Poner → pongo
Traer → traigo
Salir → salgo
All three verbs are regular in their other forms.
Here’s poner conjugated, for example:
Other similar verbs are:
Other irregular verbs in the first person are:
Irregular Spanish Present Tense Verbs: Totally Irregular
There are three verbs that are so irregular they get their own special category: ser (to be), estar (to be), and ir (to go).
Ser (to be)
Estar (to be) seems almost normal, until you see the accents.
And Ir (to go) is almost unrecognizable:
Spelling Rules in the Spanish Present Tense
Just to confuse matters further, some verbs change their spelling in the present tense. Luckily, there are rules that dictate when this happens.
Verbs ending in -cer/-cir
When the verb ends in a vowel + “cer” or “cir,” you need to change the “c” to “zc” in the first person.
For example, conocer (to know) becomes conozco in the first person and is regular in all other forms:
Other verbs that also have this spelling change are:
Traducir (to translate) → Traduzco
Aparecer (to appear) → Aparezco
Crecer (to grow) → Crezco
Nacer (to be born) → Nazco
Verbs ending in -ger/-gir
Verbs that end in “-ger” or “-gir” change the “g” to a “j” in the first person.
Escoger (to choose) → Escojo
Exigir (to require/demand) → Exijo
Fingir (to pretend) → Finjo
Elegir (to choose) → Elijo (which is also a stem-changing verb)
Verbs ending in -guir
Finally, when a verb ends in “-guir,” change “gu” to “g” in the first person.
Conseguir (to get/achieve) → Consigo .
Seguir (to follow) → Sigo (another stem-changing verb).
Distinguir (to distinguish/tell apart) → Distingo .
Head hurt? Don’t worry.
Take a deep breath, make a cup of tea and then work through each of these sections again, taking time to study each part before moving on to the next.
Trust me, it will be worth your time.
Spanish Present Tense Conjugation Practice Quiz
Conjugate the verb in parentheses in the present tense according to the subject. Then, check your answers below.
1. Yo (comer) pizza los martes. (I eat pizza on Tuesdays.)
2. Tú (beber) agua con tu almuerzo. (You drink water with your lunch.)
3. Nosotros (vivir) en Lima, Perú. (We live in Lima, Peru.)
4. Yo (tener) veintiocho años. (I am 28 years old.)
5. Ella (cantar) su canción favorita. (She sings her favorite song.)
6. Yo (ser) una mujer de pelo castaño. (I am a woman with brown hair.)
7. Mi mamá me (dar) flores. (My mom gives me flowers.)
8. Él (querer) dormir todo el día. (He wants to sleep all day.)
9. Yo (escoger) el vestido negro. (I choose the black dress.)

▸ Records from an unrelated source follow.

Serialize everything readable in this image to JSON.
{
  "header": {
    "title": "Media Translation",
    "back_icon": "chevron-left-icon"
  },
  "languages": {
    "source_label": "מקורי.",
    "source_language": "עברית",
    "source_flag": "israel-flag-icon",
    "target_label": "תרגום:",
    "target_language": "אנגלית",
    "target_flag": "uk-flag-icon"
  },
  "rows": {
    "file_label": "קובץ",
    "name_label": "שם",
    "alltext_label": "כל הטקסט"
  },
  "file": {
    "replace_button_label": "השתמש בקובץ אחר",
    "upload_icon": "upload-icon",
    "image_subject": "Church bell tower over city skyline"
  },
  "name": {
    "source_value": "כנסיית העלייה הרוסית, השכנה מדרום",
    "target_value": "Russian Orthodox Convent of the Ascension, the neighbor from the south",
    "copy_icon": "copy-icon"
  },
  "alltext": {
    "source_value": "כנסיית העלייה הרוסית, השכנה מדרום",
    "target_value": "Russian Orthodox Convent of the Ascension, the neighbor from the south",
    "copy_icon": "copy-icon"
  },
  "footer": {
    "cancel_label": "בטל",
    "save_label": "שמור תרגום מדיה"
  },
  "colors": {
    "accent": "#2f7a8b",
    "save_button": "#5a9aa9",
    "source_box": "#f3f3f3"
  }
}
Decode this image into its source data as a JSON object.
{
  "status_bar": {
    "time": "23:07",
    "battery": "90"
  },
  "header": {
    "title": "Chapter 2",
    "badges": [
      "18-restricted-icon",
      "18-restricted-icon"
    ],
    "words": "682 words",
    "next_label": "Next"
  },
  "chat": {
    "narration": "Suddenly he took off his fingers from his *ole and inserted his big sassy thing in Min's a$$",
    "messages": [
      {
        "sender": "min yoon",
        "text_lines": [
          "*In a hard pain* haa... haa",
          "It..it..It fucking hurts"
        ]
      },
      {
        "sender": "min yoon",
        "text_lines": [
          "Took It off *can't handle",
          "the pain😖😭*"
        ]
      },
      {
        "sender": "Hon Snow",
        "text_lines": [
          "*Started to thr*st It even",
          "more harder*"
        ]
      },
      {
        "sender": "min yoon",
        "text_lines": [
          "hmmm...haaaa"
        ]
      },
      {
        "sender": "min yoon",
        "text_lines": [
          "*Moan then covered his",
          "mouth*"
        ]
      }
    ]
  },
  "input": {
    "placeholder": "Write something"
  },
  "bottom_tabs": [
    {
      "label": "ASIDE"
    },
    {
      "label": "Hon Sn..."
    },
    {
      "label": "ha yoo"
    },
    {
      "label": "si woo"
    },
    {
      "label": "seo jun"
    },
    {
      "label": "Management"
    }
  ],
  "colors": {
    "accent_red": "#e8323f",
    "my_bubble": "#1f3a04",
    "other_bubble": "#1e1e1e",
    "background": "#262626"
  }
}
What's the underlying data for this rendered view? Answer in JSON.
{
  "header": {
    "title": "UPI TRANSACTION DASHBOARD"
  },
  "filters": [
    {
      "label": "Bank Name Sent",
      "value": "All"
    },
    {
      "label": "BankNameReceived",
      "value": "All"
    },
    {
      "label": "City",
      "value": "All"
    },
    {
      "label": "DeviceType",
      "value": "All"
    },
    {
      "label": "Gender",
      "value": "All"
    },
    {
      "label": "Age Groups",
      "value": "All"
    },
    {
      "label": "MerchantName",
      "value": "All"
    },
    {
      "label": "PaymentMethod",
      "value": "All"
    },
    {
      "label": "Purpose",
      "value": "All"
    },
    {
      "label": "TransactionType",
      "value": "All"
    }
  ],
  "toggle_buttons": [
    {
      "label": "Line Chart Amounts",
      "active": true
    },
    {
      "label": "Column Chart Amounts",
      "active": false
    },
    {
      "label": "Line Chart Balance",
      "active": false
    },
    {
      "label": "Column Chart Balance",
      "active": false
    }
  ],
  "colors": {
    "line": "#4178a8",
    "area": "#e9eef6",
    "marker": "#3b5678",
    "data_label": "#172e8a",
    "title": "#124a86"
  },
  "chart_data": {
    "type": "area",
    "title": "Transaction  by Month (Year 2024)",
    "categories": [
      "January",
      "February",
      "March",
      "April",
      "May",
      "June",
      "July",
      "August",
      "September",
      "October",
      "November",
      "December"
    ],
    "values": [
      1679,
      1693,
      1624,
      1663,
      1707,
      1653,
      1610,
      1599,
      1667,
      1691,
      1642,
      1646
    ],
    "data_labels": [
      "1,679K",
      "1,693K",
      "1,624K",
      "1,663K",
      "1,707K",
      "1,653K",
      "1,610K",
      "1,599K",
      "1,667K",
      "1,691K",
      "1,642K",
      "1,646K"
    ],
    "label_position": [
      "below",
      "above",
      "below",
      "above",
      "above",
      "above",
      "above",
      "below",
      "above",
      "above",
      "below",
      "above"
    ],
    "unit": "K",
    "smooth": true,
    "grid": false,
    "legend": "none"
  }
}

10. Ustedes (ir) a la escuela a las nueve. (You go to school at nine.)
Don’t get discouraged if you don’t get it right away.
With the right combination of study, practice and immersion, you’ll understand the Spanish present tense in no time.
¡Puedes hacerlo! — You can do it!